Task directions: The answer is to be the data below, written out in full and exactly.

[Interface dataset entries]
>>>

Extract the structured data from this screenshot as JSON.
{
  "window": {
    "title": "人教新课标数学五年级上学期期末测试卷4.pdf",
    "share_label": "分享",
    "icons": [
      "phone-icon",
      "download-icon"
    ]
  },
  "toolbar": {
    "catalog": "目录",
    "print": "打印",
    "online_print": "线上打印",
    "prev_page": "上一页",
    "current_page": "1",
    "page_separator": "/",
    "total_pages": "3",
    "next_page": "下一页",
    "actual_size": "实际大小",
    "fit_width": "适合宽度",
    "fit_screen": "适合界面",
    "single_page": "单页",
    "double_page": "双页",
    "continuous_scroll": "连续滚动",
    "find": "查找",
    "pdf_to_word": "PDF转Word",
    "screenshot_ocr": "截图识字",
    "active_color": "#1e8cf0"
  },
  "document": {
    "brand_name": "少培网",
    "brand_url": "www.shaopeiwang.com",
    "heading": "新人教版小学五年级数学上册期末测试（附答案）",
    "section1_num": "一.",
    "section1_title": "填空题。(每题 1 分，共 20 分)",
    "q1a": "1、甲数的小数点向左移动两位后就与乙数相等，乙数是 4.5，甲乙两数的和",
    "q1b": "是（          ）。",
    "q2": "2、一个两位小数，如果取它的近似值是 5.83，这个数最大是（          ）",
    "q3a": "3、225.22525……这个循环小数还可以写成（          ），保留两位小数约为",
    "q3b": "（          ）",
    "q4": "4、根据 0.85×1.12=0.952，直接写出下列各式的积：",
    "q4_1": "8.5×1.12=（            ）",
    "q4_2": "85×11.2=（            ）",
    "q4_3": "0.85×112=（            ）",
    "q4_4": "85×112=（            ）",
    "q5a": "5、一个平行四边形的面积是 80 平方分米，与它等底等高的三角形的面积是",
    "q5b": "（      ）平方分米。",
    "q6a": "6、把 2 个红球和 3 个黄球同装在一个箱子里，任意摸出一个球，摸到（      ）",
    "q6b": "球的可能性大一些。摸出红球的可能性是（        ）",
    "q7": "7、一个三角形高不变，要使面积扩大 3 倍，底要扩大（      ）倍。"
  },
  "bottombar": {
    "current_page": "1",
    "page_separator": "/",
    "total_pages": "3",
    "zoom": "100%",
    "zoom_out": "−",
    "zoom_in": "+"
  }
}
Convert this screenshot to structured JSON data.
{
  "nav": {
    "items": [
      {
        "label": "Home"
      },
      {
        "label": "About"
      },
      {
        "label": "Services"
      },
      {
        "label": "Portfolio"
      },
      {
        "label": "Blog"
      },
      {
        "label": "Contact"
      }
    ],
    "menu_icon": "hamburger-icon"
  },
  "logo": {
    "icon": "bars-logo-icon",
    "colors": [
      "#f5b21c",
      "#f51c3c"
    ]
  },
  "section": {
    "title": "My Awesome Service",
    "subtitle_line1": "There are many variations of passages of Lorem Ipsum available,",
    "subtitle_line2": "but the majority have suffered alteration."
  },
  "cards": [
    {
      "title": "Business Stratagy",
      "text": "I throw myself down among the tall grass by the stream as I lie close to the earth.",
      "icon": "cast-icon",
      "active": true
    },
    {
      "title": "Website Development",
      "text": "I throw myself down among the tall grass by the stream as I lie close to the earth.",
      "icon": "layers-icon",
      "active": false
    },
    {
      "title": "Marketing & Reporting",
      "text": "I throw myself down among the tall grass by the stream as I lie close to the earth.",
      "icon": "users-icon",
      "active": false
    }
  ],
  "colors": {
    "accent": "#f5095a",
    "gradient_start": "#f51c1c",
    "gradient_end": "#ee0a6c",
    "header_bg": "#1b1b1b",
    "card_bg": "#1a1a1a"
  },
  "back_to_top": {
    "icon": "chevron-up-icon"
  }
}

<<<

Answer to this task:
Extract the structured data from this screenshot as JSON.
{
  "window": {
    "title": "人教新课标数学五年级上学期期末测试卷4.pdf",
    "share_label": "分享",
    "icons": [
      "phone-icon",
      "download-icon"
    ]
  },
  "toolbar": {
    "catalog": "目录",
    "print": "打印",
    "online_print": "线上打印",
    "prev_page": "上一页",
    "current_page": "1",
    "page_separator": "/",
    "total_pages": "3",
    "next_page": "下一页",
    "actual_size": "实际大小",
    "fit_width": "适合宽度",
    "fit_screen": "适合界面",
    "single_page": "单页",
    "double_page": "双页",
    "continuous_scroll": "连续滚动",
    "find": "查找",
    "pdf_to_word": "PDF转Word",
    "screenshot_ocr": "截图识字",
    "active_color": "#1e8cf0"
  },
  "document": {
    "brand_name": "少培网",
    "brand_url": "www.shaopeiwang.com",
    "heading": "新人教版小学五年级数学上册期末测试（附答案）",
    "section1_num": "一.",
    "section1_title": "填空题。(每题 1 分，共 20 分)",
    "q1a": "1、甲数的小数点向左移动两位后就与乙数相等，乙数是 4.5，甲乙两数的和",
    "q1b": "是（          ）。",
    "q2": "2、一个两位小数，如果取它的近似值是 5.83，这个数最大是（          ）",
    "q3a": "3、225.22525……这个循环小数还可以写成（          ），保留两位小数约为",
    "q3b": "（          ）",
    "q4": "4、根据 0.85×1.12=0.952，直接写出下列各式的积：",
    "q4_1": "8.5×1.12=（            ）",
    "q4_2": "85×11.2=（            ）",
    "q4_3": "0.85×112=（            ）",
    "q4_4": "85×112=（            ）",
    "q5a": "5、一个平行四边形的面积是 80 平方分米，与它等底等高的三角形的面积是",
    "q5b": "（      ）平方分米。",
    "q6a": "6、把 2 个红球和 3 个黄球同装在一个箱子里，任意摸出一个球，摸到（      ）",
    "q6b": "球的可能性大一些。摸出红球的可能性是（        ）",
    "q7": "7、一个三角形高不变，要使面积扩大 3 倍，底要扩大（      ）倍。"
  },
  "bottombar": {
    "current_page": "1",
    "page_separator": "/",
    "total_pages": "3",
    "zoom": "100%",
    "zoom_out": "−",
    "zoom_in": "+"
  }
}
Convert this screenshot to structured JSON data.
{
  "nav": {
    "items": [
      {
        "label": "Home"
      },
      {
        "label": "About"
      },
      {
        "label": "Services"
      },
      {
        "label": "Portfolio"
      },
      {
        "label": "Blog"
      },
      {
        "label": "Contact"
      }
    ],
    "menu_icon": "hamburger-icon"
  },
  "logo": {
    "icon": "bars-logo-icon",
    "colors": [
      "#f5b21c",
      "#f51c3c"
    ]
  },
  "section": {
    "title": "My Awesome Service",
    "subtitle_line1": "There are many variations of passages of Lorem Ipsum available,",
    "subtitle_line2": "but the majority have suffered alteration."
  },
  "cards": [
    {
      "title": "Business Stratagy",
      "text": "I throw myself down among the tall grass by the stream as I lie close to the earth.",
      "icon": "cast-icon",
      "active": true
    },
    {
      "title": "Website Development",
      "text": "I throw myself down among the tall grass by the stream as I lie close to the earth.",
      "icon": "layers-icon",
      "active": false
    },
    {
      "title": "Marketing & Reporting",
      "text": "I throw myself down among the tall grass by the stream as I lie close to the earth.",
      "icon": "users-icon",
      "active": false
    }
  ],
  "colors": {
    "accent": "#f5095a",
    "gradient_start": "#f51c1c",
    "gradient_end": "#ee0a6c",
    "header_bg": "#1b1b1b",
    "card_bg": "#1a1a1a"
  },
  "back_to_top": {
    "icon": "chevron-up-icon"
  }
}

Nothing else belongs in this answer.